Colby-Sawyer College School of Arts & Sciences Assistant Professor Chery A. Whipple, Ph.D., was awarded two grants that will advance science research at the college and throughout the state.

Whipple was one of three principal investigators on a National Institutes of Health – Science Education Partnership Award (SEPA) grant, titled Learning Science Through Research. The more than $1.2 million grant extends for five years and was submitted through the New Hampshire Academy of Science (NHAS), where Whipple serves on the board of directors and chairs the education committee.

The NHAS is a nonprofit organization that provides novel research opportunities to middle and high school students, with a particular focus on those from underrepresented populations. With the SEPA grant, the NHAS will expand its after-school and summer research courses at its primary lab in Lyme, N.H., and will develop satellite labs at neighboring schools and museums, including one that provides novel summer research opportunities at Colby-Sawyer. The grant will also be used to bring Colby-Sawyer education students and current teachers into the lab to learn the latest molecular techniques in conjunction with developing curricula based on novel research.

“The SEPA grant provides an ideal opportunity for collaboration between the NHAS and Colby-Sawyer as well as allowing the local teaching community to take part in science and technology research,” said Whipple, who has been teaching at Colby-Sawyer since 2017. “Ultimately, the goal is for middle and high school science classes to become less “cookbook” and instead be geared toward inspiring curiosity and project-based learning.
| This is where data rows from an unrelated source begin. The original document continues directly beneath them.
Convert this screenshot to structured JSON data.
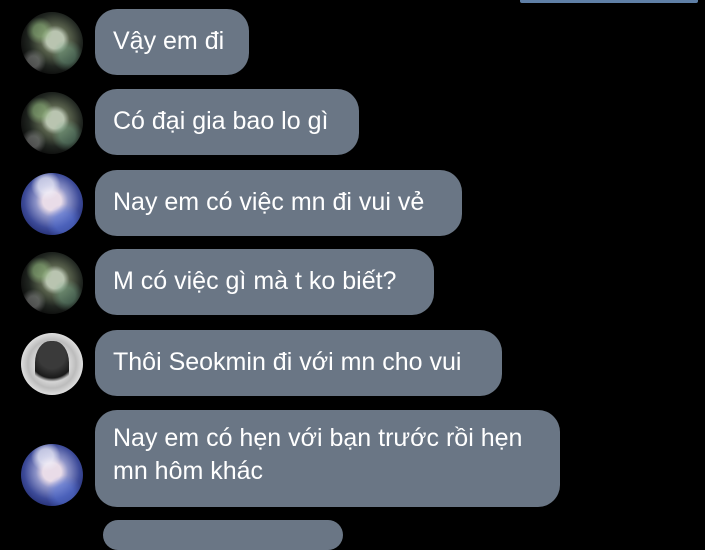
{
  "messages": [
    {
      "text": "Vậy em đi",
      "avatar_icon": "profile-photo-green-icon"
    },
    {
      "text": "Có đại gia bao lo gì",
      "avatar_icon": "profile-photo-green-icon"
    },
    {
      "text": "Nay em có việc mn đi vui vẻ",
      "avatar_icon": "profile-photo-blue-icon"
    },
    {
      "text": "M có việc gì mà t ko biết?",
      "avatar_icon": "profile-photo-green-icon"
    },
    {
      "text": "Thôi Seokmin đi với mn cho vui",
      "avatar_icon": "profile-photo-white-icon"
    },
    {
      "text": "Nay em có hẹn với bạn trước rồi hẹn mn hôm khác",
      "avatar_icon": "profile-photo-blue-icon"
    }
  ],
  "colors": {
    "background": "#000000",
    "bubble": "#6a7685",
    "text": "#ffffff",
    "top_accent": "#5f7fa6"
  }
}
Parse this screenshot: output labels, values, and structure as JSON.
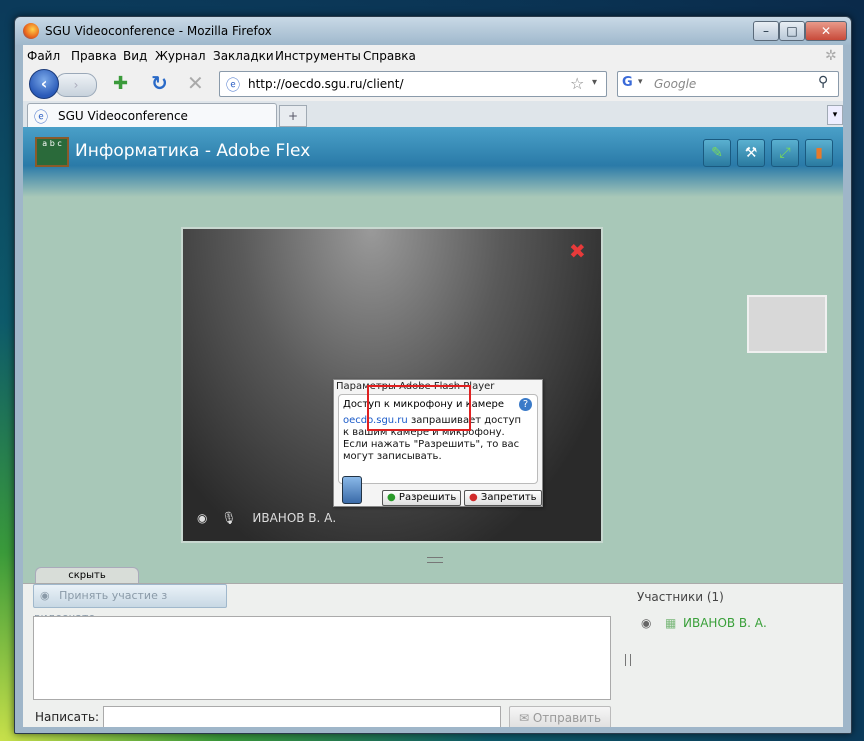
{
  "window": {
    "title": "SGU Videoconference - Mozilla Firefox",
    "controls": [
      "–",
      "□",
      "✕"
    ]
  },
  "menu": [
    "Файл",
    "Правка",
    "Вид",
    "Журнал",
    "Закладки",
    "Инструменты",
    "Справка"
  ],
  "nav": {
    "url": "http://oecdo.sgu.ru/client/",
    "search_placeholder": "Google"
  },
  "tabs": [
    {
      "label": "SGU Videoconference"
    }
  ],
  "app": {
    "title": "Информатика - Adobe Flex",
    "logo_text": "a b c"
  },
  "video": {
    "user_name": "ИВАНОВ В. А."
  },
  "flash_dialog": {
    "title": "Параметры Adobe Flash Player",
    "heading": "Доступ к микрофону и камере",
    "domain": "oecdo.sgu.ru",
    "message": "запрашивает доступ к вашим камере и микрофону. Если нажать \"Разрешить\", то вас могут записывать.",
    "allow_label": "Разрешить",
    "deny_label": "Запретить"
  },
  "panel": {
    "hide_tab": "скрыть",
    "join_video_label": "Принять участие з видеочате",
    "write_label": "Написать:",
    "send_label": "Отправить",
    "participants_title": "Участники (1)",
    "participants": [
      {
        "name": "ИВАНОВ В. А."
      }
    ]
  },
  "colors": {
    "header_blue": "#2a7aa8",
    "page_green": "#a8c8b8",
    "highlight_red": "#e02020",
    "participant_green": "#3aa03a"
  }
}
I am thrilled to be building upon our education program to add support for teaching science from a pedagogical approach that embraces and financially supports discovery and investigation-based science at all levels: elementary, middle and high school.”

Whipple was also awarded a $53,842 grant through New Hampshire INBRE (IDeA Network of Biomedical Research Excellence), based on research conducted during the summer 2019 research assistantship course cosponsored by Colby-Sawyer College and NH-INBRE. The grant engages Colby-Sawyer students in novel research looking at the biological impact of the emergent contaminant PFAS (a manmade chemical) on the growth, development and viability in both cell lines and the model organism, C. elegans.

“The INBRE grant will support Colby-Sawyer students as they present their work at conferences, network with fellow scientists, and co-author scientific publications,” Whipple said. “I am excited to have received these grants and have already hit the ground running. Authentic research is the best avenue for engaging students and providing them with opportunities to master molecular techniques and strengthen their problem-solving skills.”